If an employee can’t return to his or her regular job within a few days of injury, that person starts to work on alternative assignments. Dubovich acts as a liaison between the injured employee and his or her manager, encouraging them to communicate with each other and keeping the manager informed of the employee’s return-to-work status.
"The managers appreciate having an outside party help them understand what’s going on and to help create a plan of action to get the employee back to work," he says.
When Dubovich meets with an injured employee, he assesses the vocational status, such as transferable skills, career interests, functional abilities, work restrictions, and the hours typically worked and tries to find an appropriate alternative job.
Once the employees are on the job, the case managers monitor their follow-up appointments with their physician and find out how they are progressing medically and help in facilitating communication with the claims staff.
Smoothing out the return to work
When the employees are ready to take on some of their regular duties, the case manager develops a return-to-work plan that may include placing them in their regular job for a reduced number of hours and gradually adding duties each week to build up their capacity for more demanding work.
"We want the employee to have a successful return-to-work experience and to be able to work safely without further injury," Dubovich says.
The case managers work closely with the organization’s internal placement specialists to accommodate patients who can’t return to their regular job. "Sometimes when medical restrictions become permanent, the employee is not able to return to his regular job. Then our goal is to help the employee find a job in the system that puts their knowledge and expertise to work," he adds.
Sometimes employees who can’t return to their regular job are hired permanently by the department where they were assigned to light duty.
In other cases, the case managers and internal placement specialist coordinate training for employees who might be able to move into a position that doesn’t involve physical work.
For instance, the hospital offers seminars on communication skills, computer skills, and medical terminology, enabling employees to work in the call center or other sedentary positions.
They work with the employees on safety issues in their workplace in an effort to prevent future injuries.
For instance, if an employee comes in with early warning signs of tendonitis, the case manager may send him or her for an ergonomic evaluation and suggest ways to reduce the symptoms.
Dubovich’s cases range in length from two weeks to several years if a patient has several surgeries and multiple attempts to return to work.
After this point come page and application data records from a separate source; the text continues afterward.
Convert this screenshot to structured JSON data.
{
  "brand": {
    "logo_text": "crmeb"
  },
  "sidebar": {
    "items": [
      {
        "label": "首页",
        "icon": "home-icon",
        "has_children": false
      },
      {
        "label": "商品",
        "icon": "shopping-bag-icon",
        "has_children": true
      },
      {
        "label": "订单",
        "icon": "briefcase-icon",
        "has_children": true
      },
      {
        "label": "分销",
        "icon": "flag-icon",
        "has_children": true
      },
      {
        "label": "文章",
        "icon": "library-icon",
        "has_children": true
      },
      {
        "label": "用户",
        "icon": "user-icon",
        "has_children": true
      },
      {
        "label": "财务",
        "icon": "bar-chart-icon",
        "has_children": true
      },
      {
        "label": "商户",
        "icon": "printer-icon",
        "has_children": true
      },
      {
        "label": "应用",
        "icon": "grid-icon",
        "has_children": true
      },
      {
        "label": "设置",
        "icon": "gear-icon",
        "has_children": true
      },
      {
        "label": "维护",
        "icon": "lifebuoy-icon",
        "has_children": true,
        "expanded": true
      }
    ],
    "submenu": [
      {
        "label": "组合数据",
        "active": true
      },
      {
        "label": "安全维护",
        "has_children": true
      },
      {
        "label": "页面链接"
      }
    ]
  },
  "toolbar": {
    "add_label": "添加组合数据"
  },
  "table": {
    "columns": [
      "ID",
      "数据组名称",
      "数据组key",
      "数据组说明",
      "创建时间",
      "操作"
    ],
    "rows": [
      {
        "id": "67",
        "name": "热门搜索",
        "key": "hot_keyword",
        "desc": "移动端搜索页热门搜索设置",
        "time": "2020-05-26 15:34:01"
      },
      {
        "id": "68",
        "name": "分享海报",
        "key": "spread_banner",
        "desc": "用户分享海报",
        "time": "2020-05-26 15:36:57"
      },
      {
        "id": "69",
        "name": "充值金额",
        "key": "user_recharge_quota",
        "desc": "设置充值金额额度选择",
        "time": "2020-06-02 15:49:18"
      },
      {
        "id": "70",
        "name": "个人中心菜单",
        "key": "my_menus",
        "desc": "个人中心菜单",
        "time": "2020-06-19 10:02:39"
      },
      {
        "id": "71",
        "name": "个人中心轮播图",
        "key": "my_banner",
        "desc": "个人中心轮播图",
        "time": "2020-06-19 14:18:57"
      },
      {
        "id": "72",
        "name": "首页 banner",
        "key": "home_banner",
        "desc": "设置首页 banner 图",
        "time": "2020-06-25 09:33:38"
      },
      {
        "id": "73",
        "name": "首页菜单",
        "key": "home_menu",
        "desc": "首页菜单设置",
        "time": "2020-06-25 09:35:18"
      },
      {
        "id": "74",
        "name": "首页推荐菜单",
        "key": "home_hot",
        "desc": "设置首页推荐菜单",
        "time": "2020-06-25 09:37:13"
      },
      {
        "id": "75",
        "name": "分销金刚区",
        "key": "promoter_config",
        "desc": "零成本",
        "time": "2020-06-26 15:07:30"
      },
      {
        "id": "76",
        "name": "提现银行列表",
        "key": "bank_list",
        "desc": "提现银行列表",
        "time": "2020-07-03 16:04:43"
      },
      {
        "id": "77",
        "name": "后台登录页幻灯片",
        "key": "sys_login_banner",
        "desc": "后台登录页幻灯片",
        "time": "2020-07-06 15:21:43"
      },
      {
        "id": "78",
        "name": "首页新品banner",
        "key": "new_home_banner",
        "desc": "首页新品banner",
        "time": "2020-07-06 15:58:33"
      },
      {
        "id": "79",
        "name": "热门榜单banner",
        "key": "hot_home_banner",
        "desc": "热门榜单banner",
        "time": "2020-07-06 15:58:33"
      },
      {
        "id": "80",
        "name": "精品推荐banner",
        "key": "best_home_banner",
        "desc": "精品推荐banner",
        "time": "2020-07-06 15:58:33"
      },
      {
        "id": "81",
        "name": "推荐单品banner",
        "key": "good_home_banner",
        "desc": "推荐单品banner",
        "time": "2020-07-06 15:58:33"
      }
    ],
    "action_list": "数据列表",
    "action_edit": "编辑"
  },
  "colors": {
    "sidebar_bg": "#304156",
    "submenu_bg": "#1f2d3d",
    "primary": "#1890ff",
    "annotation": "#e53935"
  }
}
The average length is about six months.
He works with complex cases on a daily basis, otherwise touching base at least weekly with his active cases. He typically handles about 100 cases a year.
Injuries catch up with older workers
The bulk of his cases are employees with neck, back, and shoulder injuries, something he attributes to an aging work force suffering from the cumulative effect of physically demanding work and a trend toward more obese patients who are difficult to lift.
"The hospital’s internal case management program was begun in 1985 when a nurse with case management skills was injured.
"We were looking for a placement for her and decided to ask her to help with return-to-work support and coordination. That was the beginning of our case management program," Studer explains.
The current program is staffed with case managers with a vocational rehabilitation background, she notes.
"They are familiar with all kinds of different jobs and work accommodations. They are able to match the employees with jobs suited to their skills if they need alternative types of work," Studer adds.